Since April 5, the Investor Mining & Tailings Safety Initiative, which is governed by a steering committee chaired by the Church of England Pensions Board and the Council on Ethics of the Swedish AP Funds, has sent letters to the board chairs and CEOs of 726 publicly listed companies in the extractive sector, including oil and gas firms, requesting they disclose information about their TSFs. The disclosure is supposed to include all tailings facilities in which a company has any interest, through subsidiaries, partnerships or joint ventures, even if the corporation itself is not the operator. The letter also recommended that the companies should accompany their disclosures with “plans to communicate directly with communities that may be affected by the company’s TSF footprint.” The companies were given a June 7 deadline to respond to the letter and post the disclosure on their websites.
The Church of England Pensions Board recently published a progress report, and the results seem mixed at best. As of Oct. 1, more than half, or 418 of the 726 companies (58%), had not responded to the request.

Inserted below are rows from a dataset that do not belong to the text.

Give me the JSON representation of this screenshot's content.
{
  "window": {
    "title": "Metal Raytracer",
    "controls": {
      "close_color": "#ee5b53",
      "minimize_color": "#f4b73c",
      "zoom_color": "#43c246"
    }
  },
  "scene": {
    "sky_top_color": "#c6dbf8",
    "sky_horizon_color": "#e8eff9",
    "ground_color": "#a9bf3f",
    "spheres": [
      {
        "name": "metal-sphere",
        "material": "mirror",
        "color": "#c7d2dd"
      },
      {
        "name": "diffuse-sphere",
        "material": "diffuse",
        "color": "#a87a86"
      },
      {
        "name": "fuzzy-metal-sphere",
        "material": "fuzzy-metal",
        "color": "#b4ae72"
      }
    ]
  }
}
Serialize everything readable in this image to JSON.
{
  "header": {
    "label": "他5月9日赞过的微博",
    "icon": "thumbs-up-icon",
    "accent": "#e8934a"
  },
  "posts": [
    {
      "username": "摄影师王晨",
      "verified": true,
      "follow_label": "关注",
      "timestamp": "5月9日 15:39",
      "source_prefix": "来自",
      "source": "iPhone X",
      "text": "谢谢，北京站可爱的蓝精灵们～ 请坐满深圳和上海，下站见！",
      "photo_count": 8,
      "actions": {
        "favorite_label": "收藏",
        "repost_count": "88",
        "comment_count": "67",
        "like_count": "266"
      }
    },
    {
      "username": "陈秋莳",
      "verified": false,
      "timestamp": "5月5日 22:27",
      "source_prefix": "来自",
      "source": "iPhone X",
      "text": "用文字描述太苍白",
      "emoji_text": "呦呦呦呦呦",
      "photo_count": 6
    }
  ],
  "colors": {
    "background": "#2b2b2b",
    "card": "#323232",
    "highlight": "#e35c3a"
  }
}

Of the 308 companies (42%) that did respond, 178 (25%) confirmed they did not have TSFs, and 92 said they did. Another 38 companies did not say whether they had TSFs or not, but requested more time to complete their disclosure.
Breaking down the numbers for the mining sector alone, 37 of the top-50 largest mining companies responded and made disclosures, which the Church of England Pensions Board stated “has resulted in information about thousands of tailings dams/facilities being made public on company websites.” Overall, 69% of the mining industry by market capitalization responded, including all of the 22 publicly listed members of the London-based International Council on Mining and Metals, which brings together 26 mining and metals companies, and 35 regional and commodities associations.
While these efforts by the Investor Mining & Tailings Safety Initiative underscore the growing importance of environmental, social and governance (ESG) criteria for fund managers, particularly in Europe, it’s time for the rest of the world to catch up and get on board. Increasingly, large institutional investors and even smaller funds have ESG-dedicated analysts within their firms, or hire independent third parties to analyze how the companies in which they invest meet their broader sustainability goals. Companies that ignore this trend do so at their own peril.
On Oct. 1, yet another tailings dam failure occurred in Brazil — this time at a mine in Mato Grosso. Reuters reported that the breach injured two people and left a 2 km “trail of mining waste.” The news agency said the dam was “registered under the name of an individual wildcat miner rather than in the name of a mining company.”
This latest failure and the tragic events at Vale’s Feijao mine earlier this year follow the deadly tailings spill, also in Brazil, at Vale and BHP Billiton’s Samarco iron ore mine in November 2015 that killed 19 people. In August 2014, a massive tailings spill at Imperial Metals’ Mount Polley copper-gold mine in Canada sent millions of cubic metres of tailings into the Quesnel Lake watershed.
Come on people, it’s 2019. We have to get this right.